Illinois will also create resources emphasizing the role of principals as instructional leaders, particularly for teachers in early grades. In particular, the state will support principals to acquire knowledge of child development, pedagogical content knowledge, differentiation of instruction, and knowledge of pedagogical practice and high-impact teacher-child interactions for young children.

Finally, the Illinois State Board of Education is in the process of determining the feasibility of a principal residency pilot program supported with Title II investments.

Louisiana

LouisianaLouisiana Department of Education. (2017). Louisiana Believes: Louisiana’s Elementary & Secondary Education plan pursuant to the federal Every Student Succeeds Act. Final plan submitted 4/15/17. Baton Rouge, LA: Louisiana Department of Education. plans to use its ESSA Title II funding to support and develop its school leaders by providing opportunities for principals to participate in a fellowship program designed by the National Institute for School Leadership, a program highlighted for its evidence-based practices.Sutcher, L., Podolsky, A., & Espinoza, D. (2017). Supporting principals’ learning: Key features of effective programs. Palo Alto, CA: Learning Policy Institute. This is an example of intensive professional development for school leaders throughout the state who engage in learning twice each month for 16 months, focusing on topics such as being a driver of change, a strategic thinker, a coach and mentor, and a visionary leader. The first cohort included 130 administrators from 26 districts, with the second cohort including 112 administrators from 27 districts.

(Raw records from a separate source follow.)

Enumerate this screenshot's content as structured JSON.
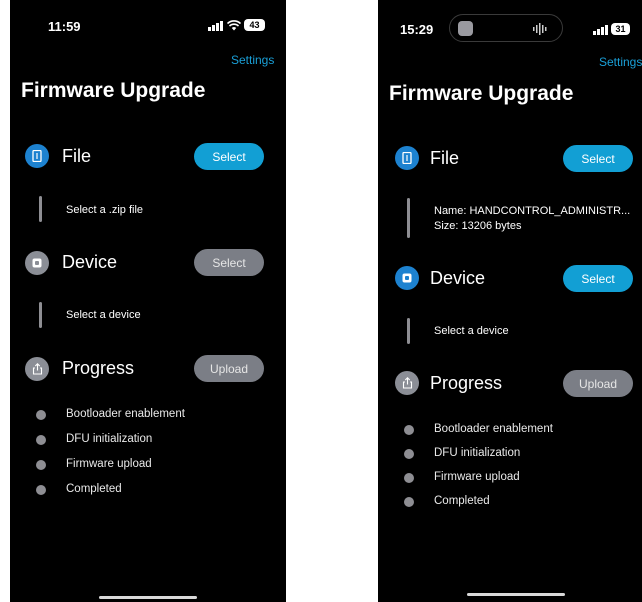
{
  "screen1": {
    "status": {
      "time": "11:59",
      "battery": "43"
    },
    "settings_label": "Settings",
    "title": "Firmware Upgrade",
    "file": {
      "label": "File",
      "button": "Select",
      "info": "Select a .zip file"
    },
    "device": {
      "label": "Device",
      "button": "Select",
      "info": "Select a device"
    },
    "progress": {
      "label": "Progress",
      "button": "Upload",
      "steps": [
        "Bootloader enablement",
        "DFU initialization",
        "Firmware upload",
        "Completed"
      ]
    }
  },
  "screen2": {
    "status": {
      "time": "15:29",
      "battery": "31"
    },
    "settings_label": "Settings",
    "title": "Firmware Upgrade",
    "file": {
      "label": "File",
      "button": "Select",
      "name_line": "Name: HANDCONTROL_ADMINISTR...",
      "size_line": "Size: 13206 bytes"
    },
    "device": {
      "label": "Device",
      "button": "Select",
      "info": "Select a device"
    },
    "progress": {
      "label": "Progress",
      "button": "Upload",
      "steps": [
        "Bootloader enablement",
        "DFU initialization",
        "Firmware upload",
        "Completed"
      ]
    }
  },
  "colors": {
    "accent": "#129fd4",
    "disabled": "#7b7e86",
    "background": "#000000"
  }
}
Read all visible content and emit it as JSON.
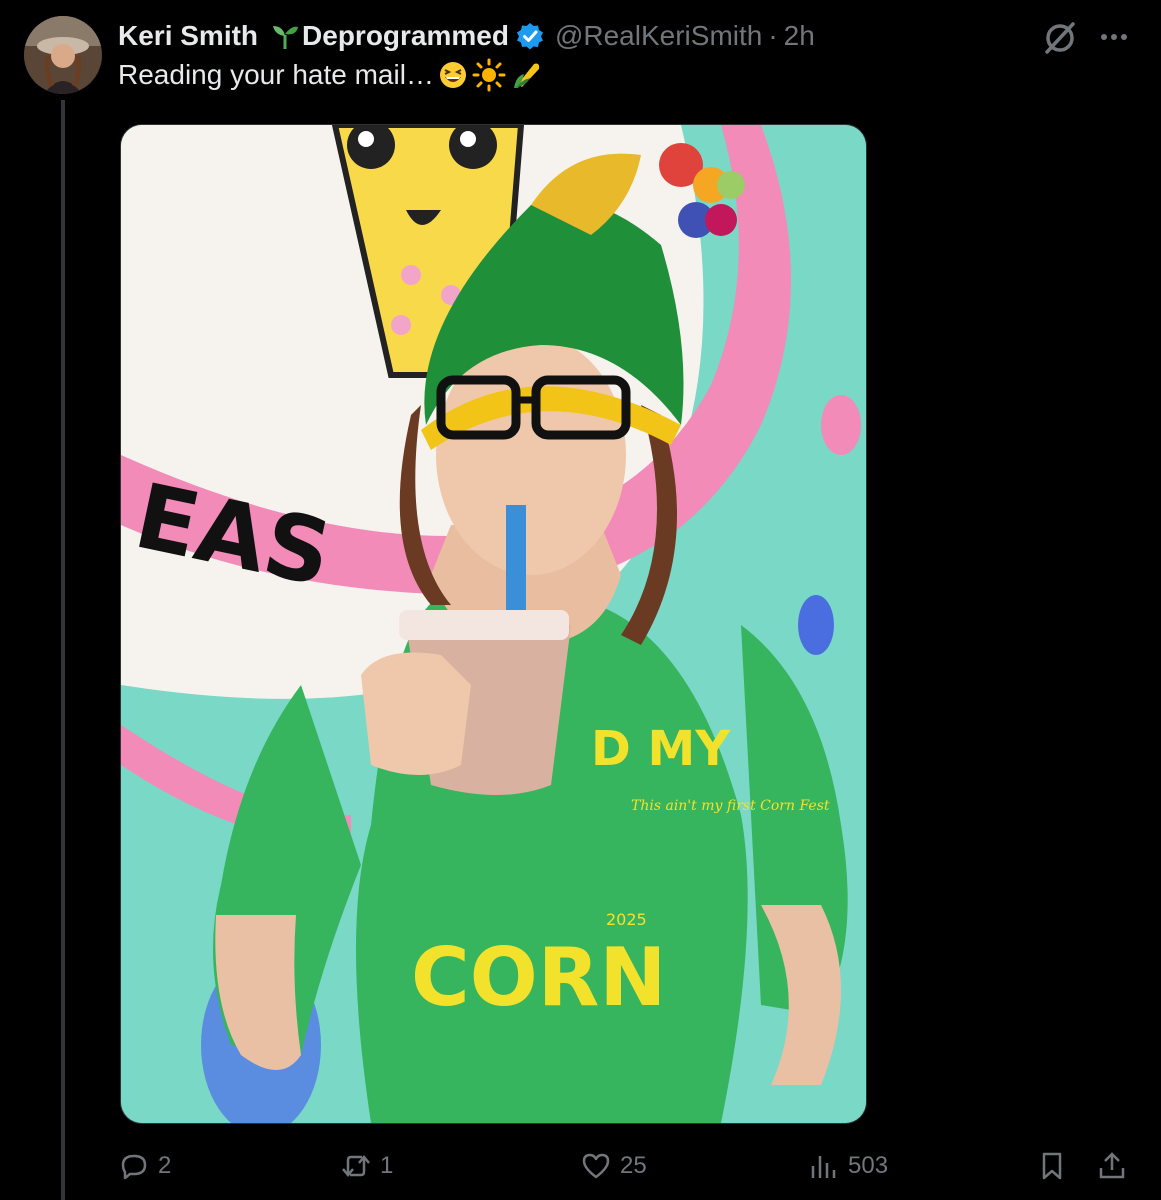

Another example of leadership development provided to school leaders is the ability for districts to implement TAP, the System for Teacher and Student Advancement. This system’s structures for creating multiple career paths, ongoing applied professional growth, instructionally focused accountability, and performance-based compensation are proven to produce results. Currently, 40 schools representing 11 LEAs participate in the TAP system.

Conclusion

The implementation of ESSA provides states with an opportunity to support and strengthen the capacity of school leaders by utilizing the Title II, Part A 3% school leader set-aside, as well as other ESSA funds. States taking advantage of this opportunity should ensure investments reflect research-based practices and are implemented with fidelity. Principals and other school leaders play a critical role in supporting the growth and learning of teachers and students, particularly in underserved communities. Therefore, any effort to improve teacher effectiveness and student outcomes should include a comparable focus on leadership development.


Investing in Effective School Leadership: How States Are Taking Advantage of Opportunities Under ESSA  (policy brief) by Danny Espinoza and Jessica Cardichon is licensed under a Creative Commons Attribution-NonCommercial 4.0 International License.

Research in this area of work is funded in part by the S.D. Bechtel, Jr. Foundation, the Carnegie Corporation of New York, and the Stuart Foundation. Core operating support for the Learning Policy Institute is provided by the Ford Foundation, the William and Flora Hewlett Foundation, and the Sandler Foundation.